commission can’t do
that. Steven Teplitz,
Time Warner Cable’s
senior vice president of
government relations
and a former FCC attorney,
told Multichannel
News Washington
bureau chief John Eggerton
the agency has
the power to act, and
should do so.

MCN: One analyst
recently suggested that
the FCC’s only authority
in retransmission
consent debates is to
ensure that the parties
negotiate “in good
faith,” and that even
then it doesn’t have
much authority to act.
Do you agree?

Steven Teplitz:
There is
a growing misconception
that the FCC is powerless
to act to address what we
think is a growing retrans
problem. I think that is
simply not true. Congress
granted the FCC broad
and direct authority to
establish rules in this
area. The Communications
Act says, “The FCC
shall establish regulations
to govern the exercise
of broadcast stations
for the right to grant retransmission
That is about as broad
and direct as it gets.

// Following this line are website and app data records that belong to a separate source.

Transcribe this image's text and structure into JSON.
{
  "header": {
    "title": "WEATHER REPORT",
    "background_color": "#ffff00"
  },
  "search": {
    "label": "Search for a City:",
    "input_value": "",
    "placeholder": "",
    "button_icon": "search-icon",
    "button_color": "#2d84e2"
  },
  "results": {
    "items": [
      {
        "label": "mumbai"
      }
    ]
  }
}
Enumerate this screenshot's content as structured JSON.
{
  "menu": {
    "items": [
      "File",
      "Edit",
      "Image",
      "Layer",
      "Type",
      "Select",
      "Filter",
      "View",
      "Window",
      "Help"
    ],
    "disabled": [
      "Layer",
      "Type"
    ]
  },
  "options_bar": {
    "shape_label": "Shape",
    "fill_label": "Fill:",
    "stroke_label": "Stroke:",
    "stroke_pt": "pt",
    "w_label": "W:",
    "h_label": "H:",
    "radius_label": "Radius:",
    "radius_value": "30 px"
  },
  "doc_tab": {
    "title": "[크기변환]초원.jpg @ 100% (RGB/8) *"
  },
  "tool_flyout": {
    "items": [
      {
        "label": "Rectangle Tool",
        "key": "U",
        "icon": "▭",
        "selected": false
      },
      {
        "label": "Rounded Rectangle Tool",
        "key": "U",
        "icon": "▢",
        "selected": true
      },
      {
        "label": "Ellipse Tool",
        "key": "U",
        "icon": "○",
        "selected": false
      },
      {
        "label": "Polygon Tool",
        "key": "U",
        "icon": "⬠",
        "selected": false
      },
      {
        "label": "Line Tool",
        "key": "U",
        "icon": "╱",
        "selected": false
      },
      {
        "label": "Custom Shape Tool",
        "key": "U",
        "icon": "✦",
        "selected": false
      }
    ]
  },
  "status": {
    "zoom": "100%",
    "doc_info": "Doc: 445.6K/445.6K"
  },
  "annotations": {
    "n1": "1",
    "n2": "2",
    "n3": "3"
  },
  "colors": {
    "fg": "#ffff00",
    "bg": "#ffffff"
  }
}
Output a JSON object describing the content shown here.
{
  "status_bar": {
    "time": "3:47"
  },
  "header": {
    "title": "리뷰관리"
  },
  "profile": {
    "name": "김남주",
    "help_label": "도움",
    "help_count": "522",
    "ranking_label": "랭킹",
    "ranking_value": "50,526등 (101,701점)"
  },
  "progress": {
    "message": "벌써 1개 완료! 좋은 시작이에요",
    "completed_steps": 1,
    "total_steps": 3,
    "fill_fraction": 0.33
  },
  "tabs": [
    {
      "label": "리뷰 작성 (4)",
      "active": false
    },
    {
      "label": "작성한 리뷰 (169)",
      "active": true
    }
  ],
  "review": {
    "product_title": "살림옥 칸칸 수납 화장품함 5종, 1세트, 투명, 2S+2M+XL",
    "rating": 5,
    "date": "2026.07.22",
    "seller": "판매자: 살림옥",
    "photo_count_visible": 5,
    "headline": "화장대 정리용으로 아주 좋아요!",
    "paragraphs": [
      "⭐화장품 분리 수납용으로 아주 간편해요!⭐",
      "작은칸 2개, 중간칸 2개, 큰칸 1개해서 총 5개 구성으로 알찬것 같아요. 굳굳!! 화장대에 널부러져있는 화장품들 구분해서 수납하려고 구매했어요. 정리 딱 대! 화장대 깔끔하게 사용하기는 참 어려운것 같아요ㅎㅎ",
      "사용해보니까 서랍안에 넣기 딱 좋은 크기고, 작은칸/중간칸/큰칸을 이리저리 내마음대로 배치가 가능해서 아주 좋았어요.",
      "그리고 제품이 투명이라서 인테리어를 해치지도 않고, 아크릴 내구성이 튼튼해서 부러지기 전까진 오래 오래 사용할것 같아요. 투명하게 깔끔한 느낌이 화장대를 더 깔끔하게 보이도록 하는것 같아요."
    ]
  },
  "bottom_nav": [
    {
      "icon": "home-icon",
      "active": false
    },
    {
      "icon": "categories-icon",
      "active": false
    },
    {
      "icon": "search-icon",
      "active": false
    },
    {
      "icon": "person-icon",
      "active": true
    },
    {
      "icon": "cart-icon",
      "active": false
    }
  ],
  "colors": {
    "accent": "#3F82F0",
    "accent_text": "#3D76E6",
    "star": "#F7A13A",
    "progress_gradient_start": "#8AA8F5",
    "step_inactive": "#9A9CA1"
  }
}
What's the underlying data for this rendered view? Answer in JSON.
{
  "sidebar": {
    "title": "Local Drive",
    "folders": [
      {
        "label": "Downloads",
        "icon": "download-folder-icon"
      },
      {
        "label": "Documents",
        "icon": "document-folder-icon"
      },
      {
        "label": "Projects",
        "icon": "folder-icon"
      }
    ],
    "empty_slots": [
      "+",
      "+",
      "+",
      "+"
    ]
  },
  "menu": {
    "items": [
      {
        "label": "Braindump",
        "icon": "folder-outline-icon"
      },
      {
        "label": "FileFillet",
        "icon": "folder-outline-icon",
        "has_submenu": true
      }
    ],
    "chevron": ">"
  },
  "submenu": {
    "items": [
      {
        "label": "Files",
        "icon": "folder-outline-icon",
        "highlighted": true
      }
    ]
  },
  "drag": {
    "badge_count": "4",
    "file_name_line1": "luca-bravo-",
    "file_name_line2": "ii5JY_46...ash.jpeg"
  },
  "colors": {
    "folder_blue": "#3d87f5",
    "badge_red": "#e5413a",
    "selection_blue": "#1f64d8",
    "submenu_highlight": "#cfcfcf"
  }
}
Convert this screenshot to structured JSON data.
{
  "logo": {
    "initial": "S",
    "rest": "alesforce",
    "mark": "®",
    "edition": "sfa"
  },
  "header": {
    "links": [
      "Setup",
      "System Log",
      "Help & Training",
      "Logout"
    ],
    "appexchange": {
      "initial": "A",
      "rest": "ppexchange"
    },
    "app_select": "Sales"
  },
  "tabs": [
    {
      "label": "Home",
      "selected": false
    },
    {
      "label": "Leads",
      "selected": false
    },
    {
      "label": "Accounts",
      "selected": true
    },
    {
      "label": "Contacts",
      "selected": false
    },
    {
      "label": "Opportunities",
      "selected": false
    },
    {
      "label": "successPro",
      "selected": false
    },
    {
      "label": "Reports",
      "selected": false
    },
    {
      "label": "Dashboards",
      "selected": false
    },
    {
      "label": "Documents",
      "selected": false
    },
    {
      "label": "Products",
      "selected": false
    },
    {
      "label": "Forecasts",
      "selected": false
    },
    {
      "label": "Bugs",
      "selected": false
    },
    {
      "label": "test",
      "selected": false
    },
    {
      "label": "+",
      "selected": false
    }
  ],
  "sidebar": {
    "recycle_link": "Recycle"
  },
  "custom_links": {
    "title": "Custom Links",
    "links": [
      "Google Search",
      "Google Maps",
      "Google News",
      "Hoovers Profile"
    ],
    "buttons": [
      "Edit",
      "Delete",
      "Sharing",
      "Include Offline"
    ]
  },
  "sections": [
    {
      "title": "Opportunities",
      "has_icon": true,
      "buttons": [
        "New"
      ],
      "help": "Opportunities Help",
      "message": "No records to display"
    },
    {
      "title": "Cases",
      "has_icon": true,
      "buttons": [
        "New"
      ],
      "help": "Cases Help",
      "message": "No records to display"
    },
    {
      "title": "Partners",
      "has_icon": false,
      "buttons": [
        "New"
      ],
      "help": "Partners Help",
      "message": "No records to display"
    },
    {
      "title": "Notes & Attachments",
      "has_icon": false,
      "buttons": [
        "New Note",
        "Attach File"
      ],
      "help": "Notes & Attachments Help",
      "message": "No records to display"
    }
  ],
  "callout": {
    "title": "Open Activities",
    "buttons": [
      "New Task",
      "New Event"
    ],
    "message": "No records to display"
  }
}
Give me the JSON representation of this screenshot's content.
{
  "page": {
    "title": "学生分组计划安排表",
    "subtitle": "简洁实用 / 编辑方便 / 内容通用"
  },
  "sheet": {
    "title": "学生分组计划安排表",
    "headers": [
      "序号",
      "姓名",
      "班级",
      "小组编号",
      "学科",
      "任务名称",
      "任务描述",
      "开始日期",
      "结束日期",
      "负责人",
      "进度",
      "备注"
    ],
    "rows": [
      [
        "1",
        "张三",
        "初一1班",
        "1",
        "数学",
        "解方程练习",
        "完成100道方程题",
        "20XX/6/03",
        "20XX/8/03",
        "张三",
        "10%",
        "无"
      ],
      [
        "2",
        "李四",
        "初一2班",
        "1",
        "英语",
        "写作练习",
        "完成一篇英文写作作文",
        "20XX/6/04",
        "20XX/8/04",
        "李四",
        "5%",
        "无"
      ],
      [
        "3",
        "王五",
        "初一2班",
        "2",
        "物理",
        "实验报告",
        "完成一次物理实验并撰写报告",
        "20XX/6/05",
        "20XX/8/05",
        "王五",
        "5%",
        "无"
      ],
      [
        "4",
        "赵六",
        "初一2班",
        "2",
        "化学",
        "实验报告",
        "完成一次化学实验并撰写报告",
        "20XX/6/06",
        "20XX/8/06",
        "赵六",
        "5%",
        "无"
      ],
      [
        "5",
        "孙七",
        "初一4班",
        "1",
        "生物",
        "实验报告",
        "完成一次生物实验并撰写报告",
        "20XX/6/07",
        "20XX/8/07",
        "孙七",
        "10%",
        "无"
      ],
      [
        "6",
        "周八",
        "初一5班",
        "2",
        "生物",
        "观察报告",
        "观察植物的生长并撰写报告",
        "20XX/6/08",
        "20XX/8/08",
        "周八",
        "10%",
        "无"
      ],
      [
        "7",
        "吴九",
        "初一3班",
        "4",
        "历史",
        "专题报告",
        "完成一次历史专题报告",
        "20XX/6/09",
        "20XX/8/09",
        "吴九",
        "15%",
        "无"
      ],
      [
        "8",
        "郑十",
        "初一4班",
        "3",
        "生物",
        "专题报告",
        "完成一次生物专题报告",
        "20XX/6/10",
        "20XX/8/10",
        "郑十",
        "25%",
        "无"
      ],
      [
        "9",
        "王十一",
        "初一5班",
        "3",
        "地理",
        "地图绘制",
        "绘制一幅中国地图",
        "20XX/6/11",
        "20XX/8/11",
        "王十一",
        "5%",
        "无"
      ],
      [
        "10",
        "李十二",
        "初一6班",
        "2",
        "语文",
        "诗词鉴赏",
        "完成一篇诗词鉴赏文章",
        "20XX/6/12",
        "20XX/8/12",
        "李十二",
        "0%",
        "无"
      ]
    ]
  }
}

As part of that same
section, the commission
was directed to consider
the impact of retransmission-
consent rules on basic-
cable rates and make
sure that any retrans
rules did not conflict with
keeping basic rates reasonable.
The petition filed
jointly by a number of parties
[including TWC] that
called on the FCC to review
the existing retrans
regime laid out the ability
for them to do that, as well
as a filing that we made in
support of that. The FCC
can address this if they
choose to do that.

MCN: That that sounds
like something down
the road in a rulemaking.
What can the FCC
do about retransmission
impasses now?

ST: Th e good-faith rules
are primarily process
rules, but the FCC probably
has pretty broad
powers if there is some
kind of violation that is
found to address it. It
hasn’t really come up,
because in the past,
there weren’t very many
of these cases that were
litigated all the way
through. But I do think
they could go ahead and
fashion a remedy. But
they have not seemed
willing to engage on
the “good faith” front,
or what we think is the
more pressing point,
which is to go forward
with a rulemaking to set
up a better framework.

MCN: Do you see any
movement at the FCC
on the petition?

ST: We are hoping that
with all the light shed
on the problem because
of the Cablevision/Fox
situation, and the letter
from Sen. John Kerry
[D-Mass.] and other
members of Congress
[seeking changes to retransmission
hopefully the FCC
will take a pretty hard
look at it.